By Scott Harris
Though geriatrics is a relatively small segment of the physician population, given America’s aging rates it seems likely to grow. A new study found that well-coordinated geriatrics care can help bend the curve of hospital readmissions, and the keys to that coordination may be hiding in plain sight.
A study appearing in the Jan. 3 edition of the American Journal of Medical Quality found that the unadjusted 30-day rehospitalization rate for adults age 65 and older was 18 percent overall, 21 percent for geriatrics patients cared for by the geriatrics inpatient service, 22 percent for geriatrics practice patients on general medical services, and 17 percent for older patients on general medical services.
The study concluded that “despite greater frailty, patients cared for in an interdisciplinary geriatrics practice were no more likely to be rehospitalized than adults receiving ‘usual care,’ when adjusted for age and disease burden.”
But what makes for a successful interdisciplinary geriatrics practice? Most practitioners at least understand the growing need for greater communication between providers and settings. But according to Daniel J. Oates, M.D., the study’s lead author and an assistant professor of geriatrics at Boston University School of Medicine, the linchpin of good geriatrics care may be the case manager assigned to each patient. Though case managers are never a bad idea, they assume new importance for cases as complex and care-intensive as those that find their way to a geriatrics practice.
“It’s very important that your practice has alignment,” Oates said. “You need to be able to coordinate between outpatient settings, inpatient settings, and the team that cares for the patient after discharge.”
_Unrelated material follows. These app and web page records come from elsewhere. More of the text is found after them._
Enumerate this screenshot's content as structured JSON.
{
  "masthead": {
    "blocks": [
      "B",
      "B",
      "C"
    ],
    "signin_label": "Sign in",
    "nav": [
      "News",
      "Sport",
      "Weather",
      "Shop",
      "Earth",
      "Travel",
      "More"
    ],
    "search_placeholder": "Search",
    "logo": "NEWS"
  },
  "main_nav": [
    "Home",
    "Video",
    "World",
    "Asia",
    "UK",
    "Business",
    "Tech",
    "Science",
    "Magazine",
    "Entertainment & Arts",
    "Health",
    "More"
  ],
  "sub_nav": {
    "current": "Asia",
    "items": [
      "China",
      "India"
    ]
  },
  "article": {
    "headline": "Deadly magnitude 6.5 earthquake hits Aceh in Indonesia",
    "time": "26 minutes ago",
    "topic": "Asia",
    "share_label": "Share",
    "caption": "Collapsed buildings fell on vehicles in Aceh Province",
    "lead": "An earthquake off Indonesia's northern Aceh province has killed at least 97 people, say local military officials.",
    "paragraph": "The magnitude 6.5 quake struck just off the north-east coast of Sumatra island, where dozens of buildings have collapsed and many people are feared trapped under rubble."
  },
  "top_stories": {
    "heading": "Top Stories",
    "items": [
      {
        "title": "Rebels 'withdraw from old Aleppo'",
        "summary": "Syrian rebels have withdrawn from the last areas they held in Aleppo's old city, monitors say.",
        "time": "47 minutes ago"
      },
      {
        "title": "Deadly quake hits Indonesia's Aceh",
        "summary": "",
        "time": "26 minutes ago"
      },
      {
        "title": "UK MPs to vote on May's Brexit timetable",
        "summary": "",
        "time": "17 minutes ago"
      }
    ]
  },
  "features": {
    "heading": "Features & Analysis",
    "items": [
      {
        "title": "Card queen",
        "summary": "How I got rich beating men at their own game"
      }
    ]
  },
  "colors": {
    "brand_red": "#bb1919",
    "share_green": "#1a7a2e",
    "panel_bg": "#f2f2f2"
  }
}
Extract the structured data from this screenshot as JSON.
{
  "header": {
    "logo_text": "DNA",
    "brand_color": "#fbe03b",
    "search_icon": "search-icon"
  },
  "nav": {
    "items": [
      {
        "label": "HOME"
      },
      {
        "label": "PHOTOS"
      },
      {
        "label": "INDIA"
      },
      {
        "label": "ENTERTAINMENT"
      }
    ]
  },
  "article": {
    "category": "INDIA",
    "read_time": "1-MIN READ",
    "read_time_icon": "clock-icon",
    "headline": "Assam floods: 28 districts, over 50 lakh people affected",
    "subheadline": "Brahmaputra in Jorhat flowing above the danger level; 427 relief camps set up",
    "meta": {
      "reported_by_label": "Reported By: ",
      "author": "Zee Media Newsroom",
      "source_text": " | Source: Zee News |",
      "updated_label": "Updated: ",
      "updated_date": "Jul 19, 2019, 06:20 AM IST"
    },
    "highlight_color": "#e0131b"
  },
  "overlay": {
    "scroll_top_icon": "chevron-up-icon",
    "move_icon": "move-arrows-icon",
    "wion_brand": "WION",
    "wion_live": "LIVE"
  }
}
But not all case managers are created equal. The secret weapon to coordinated care? Make nurses the case managers. That is not a new or even viable concept in every practice, but nurses nevertheless bring an inimitable blend of skills to case management. Nurses will be familiar to all parties, can act as a personal patient advocate, and have the medical expertise to provide a critical bridge of communications.
“The nurse provides clinical triage and can give medical advice and do the case management function for the patient and the family,” Oates said. “Others have a social worker or someone who may be effective, but may not know the clinical piece. That’s why the nurse works so well, in our experience. The family knows the nurse, and knows that the nurse and the physician work together as a team in caring for the patient. The family knows you’re all on the same page.”
And there’s another tool that may by lying unused in a growing number of toolboxes: electronic medical records (EMR). Oates said that providers with access to well-developed EMRs don’t always take advantage of the information literally in front of their faces.
“We spend millions and millions of dollars on EMRs, but some people never look at them,” Oates said. “Look at the admission data. Look at the tools that are available. Good communication among providers, across areas of care. A well-developed EMR so all providers can coordinate with one another.”